Features
5 Aug 21

Exploring the value of fleet data

The commercial use of vehicle data is driven by two primary purposes: to generate income and reduce costs. In this article, we highlight some of the ways in which fleet data can be utilised to do both.

Opportunities for generating income

Even though OEMs have been collecting data from connected vehicles for a few years, they’ve been reluctant to share it because of commercial sensitivities, or perhaps they just didn’t understand the value of it (according to a paper by KPMG). However, data marketplaces have formed and aggregators have helped establish sectors for data and thus various value streams are emerging, along with clarity around data security and protection. It’s now time to put data to work.

The different types of vehicle data

In a paper: Automotive Data Sharing, KPMG separates vehicle data into three different types: non-brand differentiated data, brand differentiated data and personal data. Within these three types there are five subcategories: data for improved traffic safety, data for cross brand services, data for brand-specific services, data for component analysis and product improvement and personal data. Let’s explore them in more detail.

Type 1: Non-branded differentiated data

This data comes from vehicles and sensors in the transport infrastructure that can provide social benefits, such as improved traffic management and safety. These defined data sets cross OEM brands and consist (usually) of anonymised vehicle data for potential third-party commercial services such as in-vehicle information (temperature, average speed, traffic flow, road sign recognition and on-street parking).

Alongside public and local authorities, this data is useful for commercial third-parties, such as app developers and aftermarket providers. Enablement of it requires agreement between vehicle manufacturer, customers and third-party participants.

Type 2: Branded differentiated data

This data comes from sensors and components within vehicles, and so is OEM-specific and IP relevant. It can help determine road and environmental conditions, software algorithms and a host of engine data (gearbox operation, actuator data, fuel pump performance, battery status, break pad condition and so on).

Aside from vehicle manufacturers, this data is useful for dealers, subsidiaries, suppliers, partners and particularly fleet managers wanting to cut costs and streamline operations.
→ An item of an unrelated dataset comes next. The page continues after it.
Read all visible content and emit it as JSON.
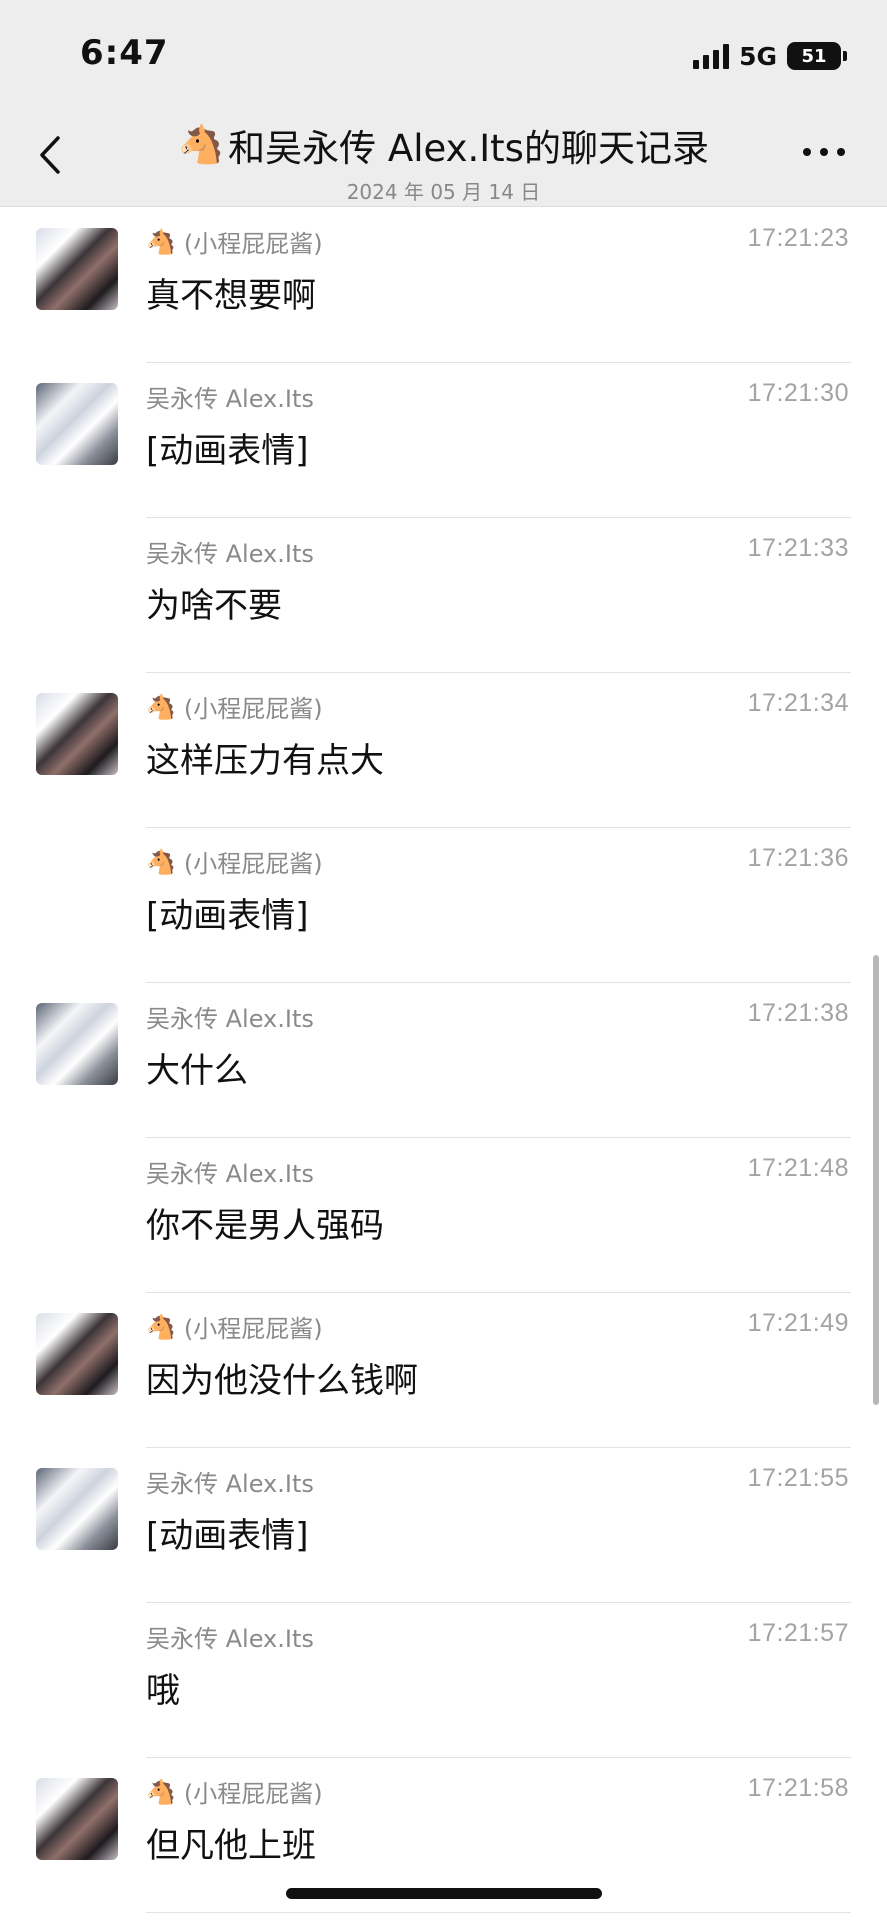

Enabling this data requires agreement between individual customers and third-party participants.

Type 3: Personal data

This is data that comes from the driver or customer (and in many cases they will be one and the same). It requires identification of the individual user and vehicle. This dataset is useful for vehicle location services, movement profiling, speed detection, navigation, infotainment, driving style and behaviour, in-car settings and so on.

This data can be used by only authorised parties who have the individual customer’s permission and those authorised parties must comply with the latest data protection regulations.
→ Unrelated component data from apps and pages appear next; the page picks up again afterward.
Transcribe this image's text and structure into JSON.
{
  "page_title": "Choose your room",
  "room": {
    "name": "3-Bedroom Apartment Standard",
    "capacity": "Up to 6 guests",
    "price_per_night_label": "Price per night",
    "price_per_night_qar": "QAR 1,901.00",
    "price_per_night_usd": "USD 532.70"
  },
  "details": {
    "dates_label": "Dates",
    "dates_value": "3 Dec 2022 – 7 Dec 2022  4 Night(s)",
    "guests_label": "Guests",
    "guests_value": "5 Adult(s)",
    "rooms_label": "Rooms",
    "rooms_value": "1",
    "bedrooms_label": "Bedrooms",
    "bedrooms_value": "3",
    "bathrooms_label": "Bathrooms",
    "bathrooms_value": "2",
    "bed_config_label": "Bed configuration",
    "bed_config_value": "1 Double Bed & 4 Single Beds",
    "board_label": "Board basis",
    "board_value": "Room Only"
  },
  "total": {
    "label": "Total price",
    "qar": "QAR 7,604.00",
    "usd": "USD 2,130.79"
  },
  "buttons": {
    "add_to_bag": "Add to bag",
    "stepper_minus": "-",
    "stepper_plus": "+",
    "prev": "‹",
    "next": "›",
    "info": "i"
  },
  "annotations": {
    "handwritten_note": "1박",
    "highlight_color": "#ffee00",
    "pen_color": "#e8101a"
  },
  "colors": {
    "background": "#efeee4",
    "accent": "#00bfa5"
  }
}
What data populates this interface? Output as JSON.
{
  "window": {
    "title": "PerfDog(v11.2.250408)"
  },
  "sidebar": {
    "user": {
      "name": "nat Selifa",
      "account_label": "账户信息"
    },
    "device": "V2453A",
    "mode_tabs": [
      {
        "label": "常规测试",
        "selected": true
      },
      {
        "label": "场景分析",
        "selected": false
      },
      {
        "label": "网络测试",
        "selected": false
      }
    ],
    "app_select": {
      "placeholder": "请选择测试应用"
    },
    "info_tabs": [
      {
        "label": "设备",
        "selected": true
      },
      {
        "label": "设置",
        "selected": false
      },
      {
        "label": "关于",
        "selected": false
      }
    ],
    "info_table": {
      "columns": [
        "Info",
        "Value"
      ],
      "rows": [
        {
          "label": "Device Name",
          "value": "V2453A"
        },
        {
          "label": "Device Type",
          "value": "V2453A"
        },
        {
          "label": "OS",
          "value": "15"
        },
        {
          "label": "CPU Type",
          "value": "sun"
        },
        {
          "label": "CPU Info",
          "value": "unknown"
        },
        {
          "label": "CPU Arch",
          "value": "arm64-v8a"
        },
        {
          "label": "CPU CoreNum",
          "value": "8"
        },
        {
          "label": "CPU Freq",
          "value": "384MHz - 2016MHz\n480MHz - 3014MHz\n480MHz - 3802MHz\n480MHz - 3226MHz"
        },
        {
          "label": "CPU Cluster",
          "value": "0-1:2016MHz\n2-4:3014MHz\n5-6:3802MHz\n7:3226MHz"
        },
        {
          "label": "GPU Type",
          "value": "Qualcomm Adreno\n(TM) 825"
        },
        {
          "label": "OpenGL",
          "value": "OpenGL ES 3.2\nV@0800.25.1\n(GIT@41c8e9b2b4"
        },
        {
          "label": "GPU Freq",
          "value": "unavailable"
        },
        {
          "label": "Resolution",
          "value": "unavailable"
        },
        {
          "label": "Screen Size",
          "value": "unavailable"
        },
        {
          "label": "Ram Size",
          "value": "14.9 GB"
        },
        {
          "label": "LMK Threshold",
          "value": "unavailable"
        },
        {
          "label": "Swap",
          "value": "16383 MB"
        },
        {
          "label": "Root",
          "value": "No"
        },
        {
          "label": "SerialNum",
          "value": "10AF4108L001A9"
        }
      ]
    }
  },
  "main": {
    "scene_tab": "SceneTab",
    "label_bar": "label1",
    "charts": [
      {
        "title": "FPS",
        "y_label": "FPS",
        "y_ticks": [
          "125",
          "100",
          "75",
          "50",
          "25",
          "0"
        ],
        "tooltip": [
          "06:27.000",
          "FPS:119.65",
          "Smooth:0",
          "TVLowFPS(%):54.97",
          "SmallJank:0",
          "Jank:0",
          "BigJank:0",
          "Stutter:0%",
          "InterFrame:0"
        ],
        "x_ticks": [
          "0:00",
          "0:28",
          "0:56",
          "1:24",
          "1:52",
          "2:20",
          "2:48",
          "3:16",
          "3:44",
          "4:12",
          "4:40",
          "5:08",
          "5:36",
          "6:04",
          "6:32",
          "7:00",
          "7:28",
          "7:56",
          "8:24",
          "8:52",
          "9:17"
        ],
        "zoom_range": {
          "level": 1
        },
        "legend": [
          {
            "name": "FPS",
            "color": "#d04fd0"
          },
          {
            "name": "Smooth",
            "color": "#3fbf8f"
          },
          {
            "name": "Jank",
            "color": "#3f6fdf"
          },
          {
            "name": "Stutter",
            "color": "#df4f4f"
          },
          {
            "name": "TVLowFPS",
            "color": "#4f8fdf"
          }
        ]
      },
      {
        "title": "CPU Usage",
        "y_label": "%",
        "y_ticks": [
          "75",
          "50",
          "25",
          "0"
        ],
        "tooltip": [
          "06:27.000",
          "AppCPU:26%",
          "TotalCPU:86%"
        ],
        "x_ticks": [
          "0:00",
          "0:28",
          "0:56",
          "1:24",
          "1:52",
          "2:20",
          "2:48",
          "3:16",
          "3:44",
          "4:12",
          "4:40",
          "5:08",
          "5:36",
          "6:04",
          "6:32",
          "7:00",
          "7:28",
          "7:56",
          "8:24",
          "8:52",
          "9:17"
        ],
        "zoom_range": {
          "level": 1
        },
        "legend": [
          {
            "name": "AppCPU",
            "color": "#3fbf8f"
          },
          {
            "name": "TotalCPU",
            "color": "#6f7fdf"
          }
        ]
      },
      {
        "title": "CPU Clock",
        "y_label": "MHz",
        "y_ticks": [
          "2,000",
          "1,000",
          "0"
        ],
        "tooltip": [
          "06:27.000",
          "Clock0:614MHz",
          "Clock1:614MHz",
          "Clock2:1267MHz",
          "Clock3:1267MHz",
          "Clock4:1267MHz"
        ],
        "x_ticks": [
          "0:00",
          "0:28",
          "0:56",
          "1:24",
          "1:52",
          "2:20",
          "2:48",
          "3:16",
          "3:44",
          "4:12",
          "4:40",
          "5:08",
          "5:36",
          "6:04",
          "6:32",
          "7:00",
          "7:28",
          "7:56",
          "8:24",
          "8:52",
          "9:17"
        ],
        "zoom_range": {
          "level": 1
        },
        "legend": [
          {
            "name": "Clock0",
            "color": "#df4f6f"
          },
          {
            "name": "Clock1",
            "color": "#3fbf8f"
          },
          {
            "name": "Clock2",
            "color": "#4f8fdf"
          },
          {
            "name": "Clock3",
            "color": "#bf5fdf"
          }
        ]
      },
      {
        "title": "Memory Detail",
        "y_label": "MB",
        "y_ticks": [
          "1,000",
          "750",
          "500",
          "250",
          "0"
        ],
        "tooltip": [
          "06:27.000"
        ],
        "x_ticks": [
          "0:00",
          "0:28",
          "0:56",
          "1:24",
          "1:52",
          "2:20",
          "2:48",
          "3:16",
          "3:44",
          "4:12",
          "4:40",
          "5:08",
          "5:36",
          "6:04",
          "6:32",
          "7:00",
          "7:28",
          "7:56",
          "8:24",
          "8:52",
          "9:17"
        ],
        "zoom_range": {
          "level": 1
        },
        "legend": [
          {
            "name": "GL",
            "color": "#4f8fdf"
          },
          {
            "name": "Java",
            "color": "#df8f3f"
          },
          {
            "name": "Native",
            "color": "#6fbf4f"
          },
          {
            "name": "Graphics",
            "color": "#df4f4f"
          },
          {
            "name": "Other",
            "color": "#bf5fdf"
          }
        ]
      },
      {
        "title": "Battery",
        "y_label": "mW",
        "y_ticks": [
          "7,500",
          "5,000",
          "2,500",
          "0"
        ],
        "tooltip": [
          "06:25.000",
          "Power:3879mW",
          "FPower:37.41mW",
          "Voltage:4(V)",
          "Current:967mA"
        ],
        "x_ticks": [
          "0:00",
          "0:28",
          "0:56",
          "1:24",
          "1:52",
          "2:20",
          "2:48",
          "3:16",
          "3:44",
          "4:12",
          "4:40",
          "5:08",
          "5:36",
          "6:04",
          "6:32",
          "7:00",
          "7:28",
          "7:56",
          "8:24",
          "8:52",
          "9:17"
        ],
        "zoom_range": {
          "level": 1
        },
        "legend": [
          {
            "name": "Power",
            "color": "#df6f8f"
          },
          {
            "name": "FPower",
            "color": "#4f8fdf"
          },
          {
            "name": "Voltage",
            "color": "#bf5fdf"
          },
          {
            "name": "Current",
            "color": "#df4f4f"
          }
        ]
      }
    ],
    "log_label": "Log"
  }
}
Opportunities to generate income from vehicle data

Carpooling, peer-to-peer car sharing, on-demand mobility and subscription services can all be elements of MaaS, which many fleet owners and operators are looking to exploit.

Insurance is another area where technology and data are enabling new, pay-as-you-drive and other services as new revenue generation opportunities for industry disruptors. Using black box technology, they’re able to provide proactive notifications, crash detection, alarms, accident management, on long, medium and short-term policies that suit the MaaS market.

In the near future we will see data from driving insights enabling targeted advertising and product promotions, route planning and optimisation, vehicle usage monitoring and scoring.

Opportunities for reducing costs

The opportunities for reducing fleet costs are primarily demand-driven services, such as: predictive maintenance, early recall detection, theft recovery, over-the-air software updates and vehicle condition monitoring. Type 1 and 2 data are required here.

Fleet management (or fleet-management-as-a-service), engineering lifecycle management, data-based research and development will all help optimise the fleet and thus save costs.

Energy and environment: driving style monitoring/training, incentives and optimisation, recharging monitoring and planning will save money and deliver substantial CSR (Corporate Social Responsibility) value. All three types of data will be required here as drivers will have to be identified and thus their permission will be required.

The potential to reduce fleet cost and generate income using fleet data is compelling but doing so requires strategy, planning and collaboration with the right data partners.

*Image of futuristic transport and mobility data landscape, courtesy of Shutterstock.

Authored by: Alison Pittaway